With 105 Blue Badge parking spaces and 47 ‘A’ bays, available for Blue Badge holders, parent and child, or anyone that needs more space, there is plenty of accessible parking. I have luckily never had any problems parking or finding a Blue Badge parking bay. I drive a large wheelchair accessible vehicle, with rear access and there is plenty of space to safely get in and out of my car. The accessible parking is throughout the site, too, which is great. I like the idea of the ‘A’ bay because a lot of people do not meet the eligibility criteria for a Blue Badge but they do require more space when parking, so this is something that will help a lot of people.

Image: Back of a wheelchair, with a disabled women sitting in it, wearing a black hat. Background shows two Accessible Bays, and the front of stores.
Image: Back of a wheelchair, with a disabled women sitting in it, wearing a black hat.

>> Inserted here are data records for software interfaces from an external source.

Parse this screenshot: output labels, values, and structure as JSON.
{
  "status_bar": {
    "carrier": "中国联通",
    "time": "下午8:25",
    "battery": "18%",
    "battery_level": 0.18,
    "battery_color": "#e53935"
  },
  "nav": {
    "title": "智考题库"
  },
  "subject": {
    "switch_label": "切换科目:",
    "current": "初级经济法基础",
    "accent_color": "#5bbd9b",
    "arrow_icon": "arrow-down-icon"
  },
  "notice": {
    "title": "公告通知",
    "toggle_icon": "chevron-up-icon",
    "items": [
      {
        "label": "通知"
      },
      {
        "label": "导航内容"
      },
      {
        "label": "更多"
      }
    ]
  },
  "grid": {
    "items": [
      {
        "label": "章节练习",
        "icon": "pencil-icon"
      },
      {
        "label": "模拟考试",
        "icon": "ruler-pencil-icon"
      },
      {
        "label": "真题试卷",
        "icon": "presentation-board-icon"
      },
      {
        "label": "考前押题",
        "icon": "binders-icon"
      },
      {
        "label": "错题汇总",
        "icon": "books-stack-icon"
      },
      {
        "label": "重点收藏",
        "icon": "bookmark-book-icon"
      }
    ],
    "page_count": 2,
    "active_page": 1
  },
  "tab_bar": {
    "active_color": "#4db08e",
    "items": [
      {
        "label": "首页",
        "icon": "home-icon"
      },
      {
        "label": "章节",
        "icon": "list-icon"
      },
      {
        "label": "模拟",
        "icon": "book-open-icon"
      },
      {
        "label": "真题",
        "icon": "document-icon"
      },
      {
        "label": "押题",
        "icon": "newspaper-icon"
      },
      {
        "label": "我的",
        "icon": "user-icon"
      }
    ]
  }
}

Background shows two Accessible Bays, and the front of stores blurred out.

 

By the lake there is a large bathroom with accessible toilet and a Changing Places facility, which when I found out about a few years ago, I did a happy dance, even though I don’t need one for myself, I know a lot of others do. It includes a hoist, adjustable sink, shower, and changing table, amongst other things.

Image: Orange sign with toilet signs, onside the side of a building with a blue and white sky in the background.
Image: Orange sign with toilet signs, onside the side of a building with a blue and white sky in the background.

 

Amongst the shopping and the parking etc, even the walk (wheel, in my case) around the lake is accessible, if not slightly bumpy, but that is to be expected. I love taking my dogs, and my nephew. It’s lovely to be out in nature and it’s a totally different experience from the shopping and leisure side Rushden Lakes. Having a powerchair really enables me to have that freedom to venture around the lake and have that time outdoors that I don’t often get to have, so I really appreciate it.

If you had not already noticed, I am a big fan of Rushden Lakes, not only because of how much there is to do there but because I don’t feel like a burden there, I don’t feel like I am in the way or going to have a disastrous accessibility issue like I have at other places so many times before. It is why I keep returning. It is why the shop assistants know my dogs names. I always feel welcome at Rushden Lakes.